This die is specially designed for a specific outcome. The process is similar to putting the dough in a press to make shaped cookies.
The other types of plastic molding also use an extension to pour the molten plastic into the molds, the only difference being that other forms use the molds to make a specific shape; meanwhile, the extrusion itself uses the die’s shape to make the shape.
2. Compression Molding
The process of compression molding involves pouring the raw liquid into a heated mold where it’s being compressed together to create a specific shape.
The material is put through extremely high pressure to ensure the finished product comes out fine and strong. The process is rounded off by cooling the liquid plastic so that it stays in shape before its removed from the mold.
3. Blow Molding
The blow molding process makes the plastic parts come out hollow and thin-walled. This method is the best option when the plastic part needs to have the same wall thickness. The process is similar to glass blowing.
The machine melts the raw plastic to a liquid point and then pumps air into it like a balloon. The air helps the plastic to take the shape of the mold as it gets blown into it.
After the liquid balloon fills up the mold and takes the geometry of the mold, it is cooled to maintain its shape. The process is a fast one, and with it, you can produce up to 1400 parts within a 12-hour duration.
4. Injection Molding
Injection molding follows the same process as extrusion molding. The only difference is that with injection molding, the molten plastic is poured directly into a specially designed mold.
The molten plastic feels up the mold under high pressure and takes the shape of the mold. The plastic is left to cool to maintain its new shape before the mold is opened and the finished product ejected.
5. Rotational Molding
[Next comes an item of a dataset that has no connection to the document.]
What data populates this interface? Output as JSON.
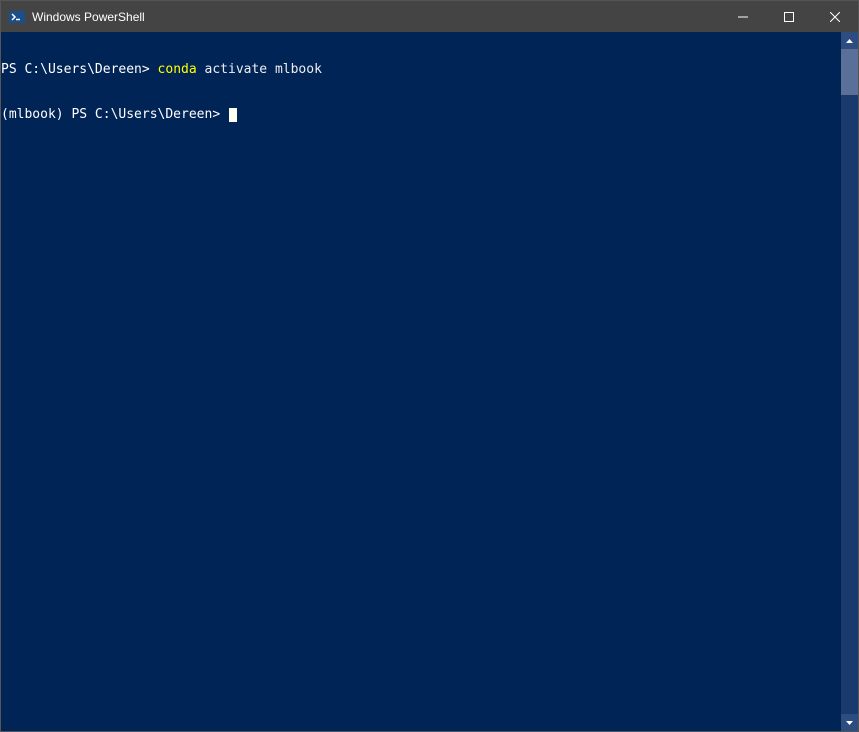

Rotational molding, or roto-molding, involves pouring the resin or liquid into the mold and then rotating it at high speed. The liquid then spreads evenly across all the parts and crevices of the mold.
Then the mold is cooled so that the plastic can maintain its new shape before it’s removed from the mold.
This process helps to save production materials, and it’s more economically and environmentally friendly.